#### What to produce
All lines in the material below that contain "number" should be located and copied.
Entries shown below:
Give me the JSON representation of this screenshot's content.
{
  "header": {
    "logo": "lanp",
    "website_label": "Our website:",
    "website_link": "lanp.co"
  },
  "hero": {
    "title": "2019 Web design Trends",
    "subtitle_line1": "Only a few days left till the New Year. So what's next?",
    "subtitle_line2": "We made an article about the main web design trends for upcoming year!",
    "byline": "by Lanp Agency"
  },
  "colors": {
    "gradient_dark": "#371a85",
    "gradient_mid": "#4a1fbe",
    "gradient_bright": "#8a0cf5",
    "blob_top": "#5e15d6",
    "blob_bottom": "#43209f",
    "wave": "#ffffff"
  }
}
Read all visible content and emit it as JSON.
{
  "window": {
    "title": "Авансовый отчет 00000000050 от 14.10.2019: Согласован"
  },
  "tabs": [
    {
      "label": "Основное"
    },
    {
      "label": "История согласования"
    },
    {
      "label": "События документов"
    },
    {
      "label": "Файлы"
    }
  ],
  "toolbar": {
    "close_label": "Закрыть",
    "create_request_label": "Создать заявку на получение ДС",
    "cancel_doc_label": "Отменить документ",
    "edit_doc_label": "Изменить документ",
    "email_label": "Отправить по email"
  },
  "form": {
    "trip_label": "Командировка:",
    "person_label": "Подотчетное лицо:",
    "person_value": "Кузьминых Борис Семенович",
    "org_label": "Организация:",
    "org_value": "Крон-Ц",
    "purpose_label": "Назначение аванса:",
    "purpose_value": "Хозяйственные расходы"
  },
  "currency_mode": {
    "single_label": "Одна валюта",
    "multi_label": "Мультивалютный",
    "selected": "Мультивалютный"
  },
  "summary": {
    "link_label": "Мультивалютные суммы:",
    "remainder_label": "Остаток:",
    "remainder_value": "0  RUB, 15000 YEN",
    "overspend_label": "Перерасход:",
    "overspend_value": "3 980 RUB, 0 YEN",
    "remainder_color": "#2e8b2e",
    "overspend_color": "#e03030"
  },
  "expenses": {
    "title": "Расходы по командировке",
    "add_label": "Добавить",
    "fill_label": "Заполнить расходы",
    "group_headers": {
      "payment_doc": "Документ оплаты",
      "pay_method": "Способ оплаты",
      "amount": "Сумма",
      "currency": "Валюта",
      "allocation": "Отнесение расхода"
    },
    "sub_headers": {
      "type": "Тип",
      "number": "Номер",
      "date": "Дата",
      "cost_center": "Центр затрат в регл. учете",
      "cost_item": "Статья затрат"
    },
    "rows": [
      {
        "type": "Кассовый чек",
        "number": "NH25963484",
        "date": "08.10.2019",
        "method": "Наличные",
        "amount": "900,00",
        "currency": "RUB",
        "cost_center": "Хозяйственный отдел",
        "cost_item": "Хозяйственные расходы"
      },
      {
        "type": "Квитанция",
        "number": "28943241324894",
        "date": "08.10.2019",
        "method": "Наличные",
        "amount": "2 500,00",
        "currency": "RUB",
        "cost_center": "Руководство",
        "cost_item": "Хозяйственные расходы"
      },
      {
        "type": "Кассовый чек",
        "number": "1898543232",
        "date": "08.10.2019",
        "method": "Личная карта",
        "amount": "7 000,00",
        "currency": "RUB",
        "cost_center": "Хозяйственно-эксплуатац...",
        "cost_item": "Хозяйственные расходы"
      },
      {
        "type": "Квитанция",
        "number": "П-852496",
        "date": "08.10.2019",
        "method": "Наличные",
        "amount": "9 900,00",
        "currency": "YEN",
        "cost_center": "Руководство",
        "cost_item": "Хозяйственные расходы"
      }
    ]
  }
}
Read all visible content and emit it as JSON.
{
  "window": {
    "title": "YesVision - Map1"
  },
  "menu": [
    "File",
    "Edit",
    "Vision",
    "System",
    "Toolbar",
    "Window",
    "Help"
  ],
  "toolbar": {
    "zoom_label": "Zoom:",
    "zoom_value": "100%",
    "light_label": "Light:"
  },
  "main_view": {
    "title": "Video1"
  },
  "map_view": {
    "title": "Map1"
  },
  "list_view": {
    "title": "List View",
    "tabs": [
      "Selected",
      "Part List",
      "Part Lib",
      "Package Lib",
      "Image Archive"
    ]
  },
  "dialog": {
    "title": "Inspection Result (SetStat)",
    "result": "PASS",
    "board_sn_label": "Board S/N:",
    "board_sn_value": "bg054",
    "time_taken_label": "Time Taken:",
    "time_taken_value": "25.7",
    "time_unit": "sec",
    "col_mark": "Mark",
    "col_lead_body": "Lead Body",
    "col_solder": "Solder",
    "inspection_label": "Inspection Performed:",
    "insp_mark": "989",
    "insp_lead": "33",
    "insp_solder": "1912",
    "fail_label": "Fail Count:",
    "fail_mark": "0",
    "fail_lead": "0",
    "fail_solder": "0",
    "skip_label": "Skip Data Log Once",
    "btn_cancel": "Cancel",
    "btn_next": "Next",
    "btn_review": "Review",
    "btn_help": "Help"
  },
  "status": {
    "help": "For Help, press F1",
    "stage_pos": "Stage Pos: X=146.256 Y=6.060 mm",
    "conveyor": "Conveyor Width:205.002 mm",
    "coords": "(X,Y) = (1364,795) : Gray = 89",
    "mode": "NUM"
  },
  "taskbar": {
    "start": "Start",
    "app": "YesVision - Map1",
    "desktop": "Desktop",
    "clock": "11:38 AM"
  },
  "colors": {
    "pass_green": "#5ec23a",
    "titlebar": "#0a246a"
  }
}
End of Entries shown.
#### Task output
      "number": "Номер",
        "number": "NH25963484",
        "number": "28943241324894",
        "number": "1898543232",
        "number": "П-852496",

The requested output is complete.